They end up tolerating some of the gate crashers at some venues, while at others they arrange parallel free concerts in public places, and then move back and forth between playing at both of them.
But they know from early on that this tour isn’t going to generate any money to speak of, that they aren’t going to be compensated anything like what people assume big name performers would get.
And the promoters themselves know they’re taking a bath on this. But whereas they could have easily justified cutting their losses and cancelling the bulk of the tour, or at least scrimping on the food and the booze for the bands on the train, say, instead they decide just to let it play out and have fun.
So that was pretty much the attitude of all concerned: This is a colossal failure financially; let’s make sure it’s as much a success as it can be in every other way.
And that’s the other thing that most stands out to me about the non-concert portions of this concert film. Everyone seems to be having an amazing time.
Granted, some of it’s just that the drugs and liquor are flowing freely. (One of the interesting tidbits mentioned in an interview about this is that a fair number of the musicians were new to drinking. These are mostly people in their 20s, coming from a culture where drugs were all the rage but booze was something old people and squares imbibed. So they all were used to smoking dope, most had at least some experience with acid, and some had used other drugs, but for many of them, this is the first time they’ve ever stayed up deep into the night getting drunk.)
But besides that reason to feel good, there’s also a bonding over the music itself.
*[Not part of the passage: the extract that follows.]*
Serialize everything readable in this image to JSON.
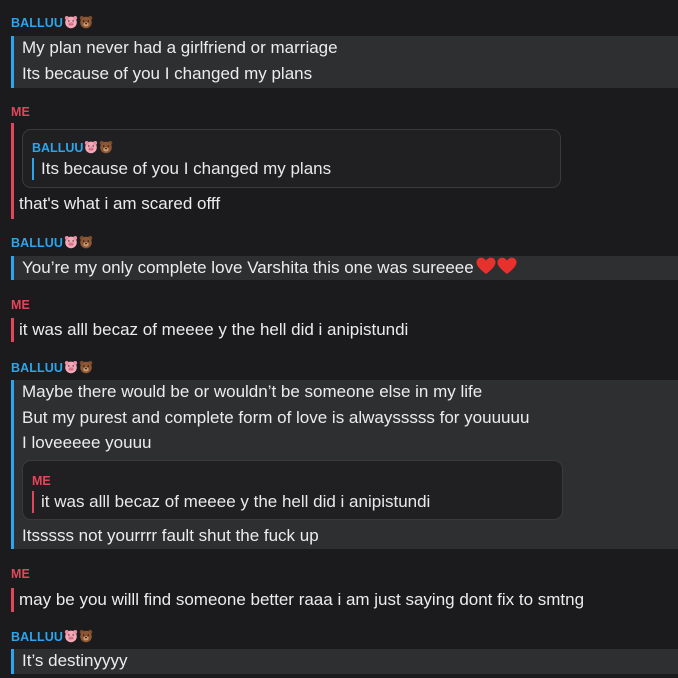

As multiple interviewees recount, pretty much any time of day or night on the train, there were different people playing music. One person might be off in one car rehearsing a guitar solo for the upcoming day’s performance, five members of three different bands might be in the next car playing a favorite song together, in another car there might be a constantly changing number of musicians just laughing and jamming and making things up as they went along.
Throughout the train was this spirit of camaraderie and creativity. As Buddy Guy remembers in an interview, no one ever seemed to sleep, because you were afraid you’d miss something really special.
And then that spirit carried over to the performances. It was like one long jam session lasting multiple weeks. Sometimes you were playing with and for a dozen people, and sometimes there were thousands of other folks grooving with you, but it was all a big party where you let loose and enjoyed the music.
It’s cool the way the surviving folks who were interviewed for the film remember it so fondly. They compare it favorably to Woodstock even, due to the opportunity to bond over time on the long train trips. Woodstock, they say, was for the fans, and the Festival Express train tour was for them.
That’s the main positive I take from Festival Express. It effectively conveys the kind of experience that at the time includes lots of good stuff but is mixed with hangovers, hassles with unruly fans, the realization that it has fallen apart financially, lack of sleep, and on and on, but that in retrospect is appreciated as a really fucking awesome time where everything came together and you connected with some special people in a way that comes along maybe once or twice in a lifetime if you’re lucky.